Chapter 2: I will save the kingdom on my own!

CHECK OUT SAMPLE PAGES! Chapter2;FloralDr.;page32-35

HeideBackyard3

Wrong place, wrong time.  We; my mom, my brother and I were good foils for the inner conflicts of the socially conservative yearning for objects of disdain or exemplary moral decay; my mother, corrupted by east coast intellectuals and divorce; my brother, weird and feral, an eight year old unable to sit still or cease pontification on Bobby Fischer or Karl Marx or Picasso.  Me, too young to choose a side but already groomed to dispense with princesses in favor of the runaway or vagabond.  From our arrival in Whittier, my mother and brother wanted nothing more than to escape this judgmental place.  I was torn.  My grandmother’s suburban complex–built during the depression with a swimming pool and patio garden added later– was where I learned an algebra of meaning: reading in Grandma’s living room was the formula.
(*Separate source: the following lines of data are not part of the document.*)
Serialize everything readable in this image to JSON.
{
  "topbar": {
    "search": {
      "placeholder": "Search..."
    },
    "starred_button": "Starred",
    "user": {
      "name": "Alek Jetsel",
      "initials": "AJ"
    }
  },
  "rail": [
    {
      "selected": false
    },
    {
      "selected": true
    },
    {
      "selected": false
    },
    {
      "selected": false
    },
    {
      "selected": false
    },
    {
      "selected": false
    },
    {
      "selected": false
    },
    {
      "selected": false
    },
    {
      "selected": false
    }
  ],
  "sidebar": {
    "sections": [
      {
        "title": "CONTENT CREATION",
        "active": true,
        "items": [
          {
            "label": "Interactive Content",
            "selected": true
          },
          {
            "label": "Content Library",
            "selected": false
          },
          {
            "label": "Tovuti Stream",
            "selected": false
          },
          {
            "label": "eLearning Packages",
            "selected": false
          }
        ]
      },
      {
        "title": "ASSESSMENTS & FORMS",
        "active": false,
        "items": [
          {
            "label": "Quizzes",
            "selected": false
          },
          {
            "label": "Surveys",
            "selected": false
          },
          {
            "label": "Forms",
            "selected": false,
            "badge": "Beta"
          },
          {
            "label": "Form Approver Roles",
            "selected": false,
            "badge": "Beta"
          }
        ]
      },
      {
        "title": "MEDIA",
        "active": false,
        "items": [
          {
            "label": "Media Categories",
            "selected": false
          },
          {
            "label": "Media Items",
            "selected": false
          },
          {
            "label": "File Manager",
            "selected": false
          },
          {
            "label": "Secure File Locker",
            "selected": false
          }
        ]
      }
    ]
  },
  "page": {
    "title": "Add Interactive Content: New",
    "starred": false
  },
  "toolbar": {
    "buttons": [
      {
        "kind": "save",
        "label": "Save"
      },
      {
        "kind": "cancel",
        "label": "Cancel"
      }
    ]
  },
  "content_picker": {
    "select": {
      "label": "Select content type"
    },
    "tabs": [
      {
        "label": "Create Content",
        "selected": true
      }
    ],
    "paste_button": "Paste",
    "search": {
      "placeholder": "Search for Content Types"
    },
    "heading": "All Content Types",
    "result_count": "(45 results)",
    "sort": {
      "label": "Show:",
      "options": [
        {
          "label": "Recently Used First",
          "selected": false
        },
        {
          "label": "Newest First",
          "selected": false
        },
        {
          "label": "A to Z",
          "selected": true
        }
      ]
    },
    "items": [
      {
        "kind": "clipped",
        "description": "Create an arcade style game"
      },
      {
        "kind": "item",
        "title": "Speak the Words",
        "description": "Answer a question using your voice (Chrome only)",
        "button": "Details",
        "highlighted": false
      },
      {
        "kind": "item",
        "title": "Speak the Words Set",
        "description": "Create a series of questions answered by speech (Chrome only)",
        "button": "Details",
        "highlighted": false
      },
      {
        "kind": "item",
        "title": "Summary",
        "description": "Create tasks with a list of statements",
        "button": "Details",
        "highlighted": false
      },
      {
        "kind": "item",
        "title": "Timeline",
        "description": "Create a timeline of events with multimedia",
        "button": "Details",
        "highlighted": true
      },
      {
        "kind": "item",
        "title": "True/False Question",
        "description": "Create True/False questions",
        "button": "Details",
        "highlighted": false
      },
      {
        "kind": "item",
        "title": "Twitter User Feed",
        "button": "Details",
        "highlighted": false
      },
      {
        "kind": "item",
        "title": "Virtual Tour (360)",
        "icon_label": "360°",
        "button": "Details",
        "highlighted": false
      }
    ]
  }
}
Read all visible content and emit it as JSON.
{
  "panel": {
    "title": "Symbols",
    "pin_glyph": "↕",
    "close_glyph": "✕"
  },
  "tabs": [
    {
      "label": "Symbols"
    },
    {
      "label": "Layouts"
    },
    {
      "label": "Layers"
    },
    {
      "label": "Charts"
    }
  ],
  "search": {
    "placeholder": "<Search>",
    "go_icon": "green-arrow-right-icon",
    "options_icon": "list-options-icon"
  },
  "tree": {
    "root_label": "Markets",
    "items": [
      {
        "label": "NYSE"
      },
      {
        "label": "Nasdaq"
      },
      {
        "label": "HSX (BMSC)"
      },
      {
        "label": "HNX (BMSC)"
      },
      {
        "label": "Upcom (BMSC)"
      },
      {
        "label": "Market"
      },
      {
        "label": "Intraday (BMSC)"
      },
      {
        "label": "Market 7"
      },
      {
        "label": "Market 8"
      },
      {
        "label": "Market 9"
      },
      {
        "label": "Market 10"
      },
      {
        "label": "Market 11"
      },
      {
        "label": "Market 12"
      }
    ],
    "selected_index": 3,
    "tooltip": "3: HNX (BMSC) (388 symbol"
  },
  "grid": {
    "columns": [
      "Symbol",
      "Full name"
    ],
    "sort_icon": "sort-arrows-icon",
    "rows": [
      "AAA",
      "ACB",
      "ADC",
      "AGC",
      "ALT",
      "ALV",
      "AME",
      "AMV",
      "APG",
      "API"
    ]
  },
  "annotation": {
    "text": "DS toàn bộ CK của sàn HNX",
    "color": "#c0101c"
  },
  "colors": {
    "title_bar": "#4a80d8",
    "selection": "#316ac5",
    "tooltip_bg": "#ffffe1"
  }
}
Outdoors was the alchemy of a semi-tropical environment where  fantastical flora and unnatural fauna invited a paradoxical belief in worlds larger than our confined and dissolute suburban life.